Markets dislike uncertainty. That certainly holds when it's introduced to the outlook for a company whose shares have risen over 400% since mid-2013.
Thus the uncertainty created by earnings call remarks from Facebook (FB) CFO Dave Wehner about his company's 2017 performance led shares to drop 7% in after-hours trading on Wednesday, and open with a 4.7% decline on Thursday. But there are good reasons to avoid panicking.
Facebook was nearly unchanged going into its Wednesday call, after having beaten third-quarter estimates against a backdrop of high expectations. Adjusted EPS of $1.09 (up 91% annually) topped a $0.97 consensus with the help of slower spending growth -- total expenses rose 28%, down from Q2's 33% clip -- and a relatively low 25% tax rate. Revenue of $7.01 billion (up 56%) topped a $6.92 billion consensus thanks to a 59% increase in ad revenue to $6.82 billion.
But shares quickly went south after Wehner forecast Facebook's ad sales growth will "come down meaningfully" next year, as increases in the frequency at which ads are shown on Facebook's news feed (ad load) become "a less significant factor driving revenue growth after mid-2017." The ad load remarks are similar to ones made on Facebook's Q2 call.

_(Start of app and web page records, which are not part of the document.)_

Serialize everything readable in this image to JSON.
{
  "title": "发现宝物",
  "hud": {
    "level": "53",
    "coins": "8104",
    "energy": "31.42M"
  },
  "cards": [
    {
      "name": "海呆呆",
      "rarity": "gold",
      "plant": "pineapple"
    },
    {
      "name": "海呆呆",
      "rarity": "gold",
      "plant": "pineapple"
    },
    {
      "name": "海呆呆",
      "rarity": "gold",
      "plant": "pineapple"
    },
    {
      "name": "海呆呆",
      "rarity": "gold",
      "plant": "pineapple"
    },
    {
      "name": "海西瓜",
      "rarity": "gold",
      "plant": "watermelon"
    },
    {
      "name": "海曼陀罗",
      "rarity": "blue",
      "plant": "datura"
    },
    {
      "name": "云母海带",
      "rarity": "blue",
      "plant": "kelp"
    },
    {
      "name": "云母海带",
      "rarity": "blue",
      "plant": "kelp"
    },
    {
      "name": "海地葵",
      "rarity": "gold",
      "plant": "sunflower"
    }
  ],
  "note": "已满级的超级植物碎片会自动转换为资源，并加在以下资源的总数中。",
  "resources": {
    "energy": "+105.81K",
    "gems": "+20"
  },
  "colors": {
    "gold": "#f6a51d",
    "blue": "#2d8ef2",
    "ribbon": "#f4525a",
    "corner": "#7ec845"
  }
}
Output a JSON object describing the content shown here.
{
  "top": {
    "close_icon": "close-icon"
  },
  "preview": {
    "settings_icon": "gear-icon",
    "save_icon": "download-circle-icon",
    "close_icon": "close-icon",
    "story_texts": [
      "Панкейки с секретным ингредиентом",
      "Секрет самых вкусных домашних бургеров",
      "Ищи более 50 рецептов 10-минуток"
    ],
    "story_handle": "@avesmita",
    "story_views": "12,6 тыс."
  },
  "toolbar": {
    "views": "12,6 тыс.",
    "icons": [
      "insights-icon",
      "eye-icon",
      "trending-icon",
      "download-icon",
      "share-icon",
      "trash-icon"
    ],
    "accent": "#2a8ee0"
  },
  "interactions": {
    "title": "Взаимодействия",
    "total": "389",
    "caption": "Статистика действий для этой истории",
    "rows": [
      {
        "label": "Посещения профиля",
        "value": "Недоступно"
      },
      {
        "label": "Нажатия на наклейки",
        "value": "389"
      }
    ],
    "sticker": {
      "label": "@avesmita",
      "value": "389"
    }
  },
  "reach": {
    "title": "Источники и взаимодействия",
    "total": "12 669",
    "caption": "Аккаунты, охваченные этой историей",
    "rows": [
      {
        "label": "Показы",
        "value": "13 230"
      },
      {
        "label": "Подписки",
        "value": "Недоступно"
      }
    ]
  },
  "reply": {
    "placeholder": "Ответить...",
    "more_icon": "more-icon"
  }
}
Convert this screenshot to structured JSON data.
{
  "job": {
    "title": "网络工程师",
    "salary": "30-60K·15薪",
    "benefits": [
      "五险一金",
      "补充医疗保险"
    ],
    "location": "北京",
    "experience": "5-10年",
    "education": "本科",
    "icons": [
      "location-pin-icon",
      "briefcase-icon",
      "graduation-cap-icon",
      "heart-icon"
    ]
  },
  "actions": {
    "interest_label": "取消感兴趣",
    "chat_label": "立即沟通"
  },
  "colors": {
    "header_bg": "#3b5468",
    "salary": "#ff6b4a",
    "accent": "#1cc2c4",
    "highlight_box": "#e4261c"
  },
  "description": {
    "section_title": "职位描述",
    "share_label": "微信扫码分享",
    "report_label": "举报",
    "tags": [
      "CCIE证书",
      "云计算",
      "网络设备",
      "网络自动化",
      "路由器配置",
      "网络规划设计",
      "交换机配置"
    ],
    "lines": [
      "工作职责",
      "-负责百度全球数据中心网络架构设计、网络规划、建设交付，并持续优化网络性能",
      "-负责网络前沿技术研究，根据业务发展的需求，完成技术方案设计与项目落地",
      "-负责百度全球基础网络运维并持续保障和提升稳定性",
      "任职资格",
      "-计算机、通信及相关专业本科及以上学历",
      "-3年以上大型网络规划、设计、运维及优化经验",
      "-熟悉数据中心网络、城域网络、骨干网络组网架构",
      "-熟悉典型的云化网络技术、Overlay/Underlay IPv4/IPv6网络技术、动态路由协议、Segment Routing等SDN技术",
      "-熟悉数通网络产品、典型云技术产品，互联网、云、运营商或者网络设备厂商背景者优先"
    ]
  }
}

Wehner also said 2017 would be "an aggressive investment year," with Facebook spending heavily on both talent and (due to its data center buildout) capital expenditures. This will follow a 2016 in which adjusted costs and expenses are expected to grow 40% to 45% (down slightly from a prior forecast of 45% to 50% growth).